== Working data ==

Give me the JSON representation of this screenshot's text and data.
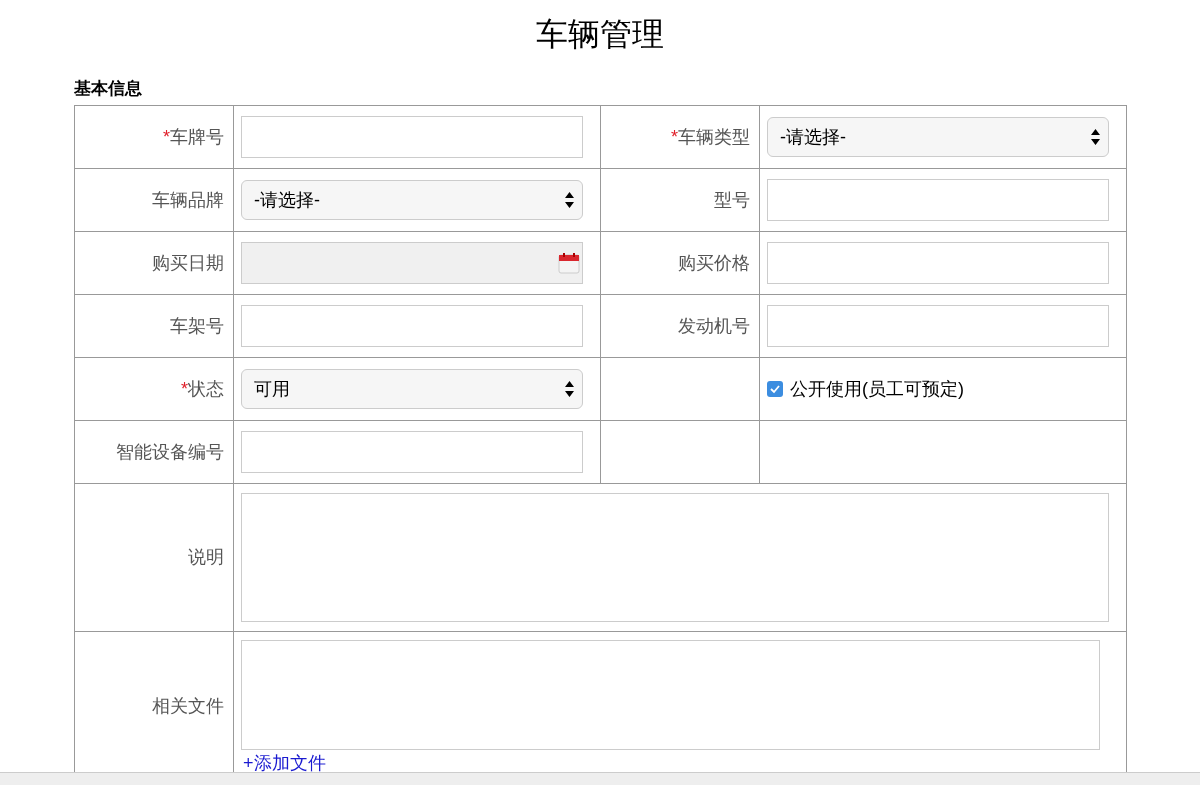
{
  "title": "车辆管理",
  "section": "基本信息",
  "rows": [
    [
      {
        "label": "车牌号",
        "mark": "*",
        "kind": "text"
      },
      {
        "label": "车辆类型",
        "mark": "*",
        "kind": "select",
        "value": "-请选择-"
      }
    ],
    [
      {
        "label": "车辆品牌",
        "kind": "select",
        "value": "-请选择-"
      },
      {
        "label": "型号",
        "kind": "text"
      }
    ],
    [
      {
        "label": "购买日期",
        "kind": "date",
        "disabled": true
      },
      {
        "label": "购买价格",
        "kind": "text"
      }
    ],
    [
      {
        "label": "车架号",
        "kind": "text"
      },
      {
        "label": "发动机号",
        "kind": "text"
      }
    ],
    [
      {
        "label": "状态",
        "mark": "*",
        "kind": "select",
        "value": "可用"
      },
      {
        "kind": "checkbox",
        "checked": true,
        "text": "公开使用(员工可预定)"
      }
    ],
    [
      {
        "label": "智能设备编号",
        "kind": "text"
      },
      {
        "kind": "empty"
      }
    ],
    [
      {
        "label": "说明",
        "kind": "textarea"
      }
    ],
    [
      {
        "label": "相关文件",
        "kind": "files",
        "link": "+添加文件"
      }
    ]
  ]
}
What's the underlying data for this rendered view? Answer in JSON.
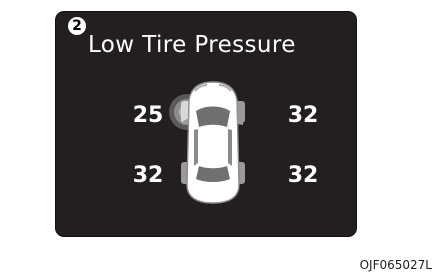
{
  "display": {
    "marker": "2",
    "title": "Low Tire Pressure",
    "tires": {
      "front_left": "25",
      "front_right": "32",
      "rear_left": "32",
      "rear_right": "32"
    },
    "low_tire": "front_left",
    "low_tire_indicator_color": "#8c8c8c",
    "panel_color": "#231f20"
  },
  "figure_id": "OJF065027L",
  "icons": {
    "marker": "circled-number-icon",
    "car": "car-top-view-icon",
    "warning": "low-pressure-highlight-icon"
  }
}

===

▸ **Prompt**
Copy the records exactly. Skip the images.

▸ **Your solution**
Give me the JSON representation of this screenshot's text and data.
{
  "title": "车辆管理",
  "section": "基本信息",
  "rows": [
    [
      {
        "label": "车牌号",
        "mark": "*",
        "kind": "text"
      },
      {
        "label": "车辆类型",
        "mark": "*",
        "kind": "select",
        "value": "-请选择-"
      }
    ],
    [
      {
        "label": "车辆品牌",
        "kind": "select",
        "value": "-请选择-"
      },
      {
        "label": "型号",
        "kind": "text"
      }
    ],
    [
      {
        "label": "购买日期",
        "kind": "date",
        "disabled": true
      },
      {
        "label": "购买价格",
        "kind": "text"
      }
    ],
    [
      {
        "label": "车架号",
        "kind": "text"
      },
      {
        "label": "发动机号",
        "kind": "text"
      }
    ],
    [
      {
        "label": "状态",
        "mark": "*",
        "kind": "select",
        "value": "可用"
      },
      {
        "kind": "checkbox",
        "checked": true,
        "text": "公开使用(员工可预定)"
      }
    ],
    [
      {
        "label": "智能设备编号",
        "kind": "text"
      },
      {
        "kind": "empty"
      }
    ],
    [
      {
        "label": "说明",
        "kind": "textarea"
      }
    ],
    [
      {
        "label": "相关文件",
        "kind": "files",
        "link": "+添加文件"
      }
    ]
  ]
}
What's the underlying data for this rendered view? Answer in JSON.
{
  "display": {
    "marker": "2",
    "title": "Low Tire Pressure",
    "tires": {
      "front_left": "25",
      "front_right": "32",
      "rear_left": "32",
      "rear_right": "32"
    },
    "low_tire": "front_left",
    "low_tire_indicator_color": "#8c8c8c",
    "panel_color": "#231f20"
  },
  "figure_id": "OJF065027L",
  "icons": {
    "marker": "circled-number-icon",
    "car": "car-top-view-icon",
    "warning": "low-pressure-highlight-icon"
  }
}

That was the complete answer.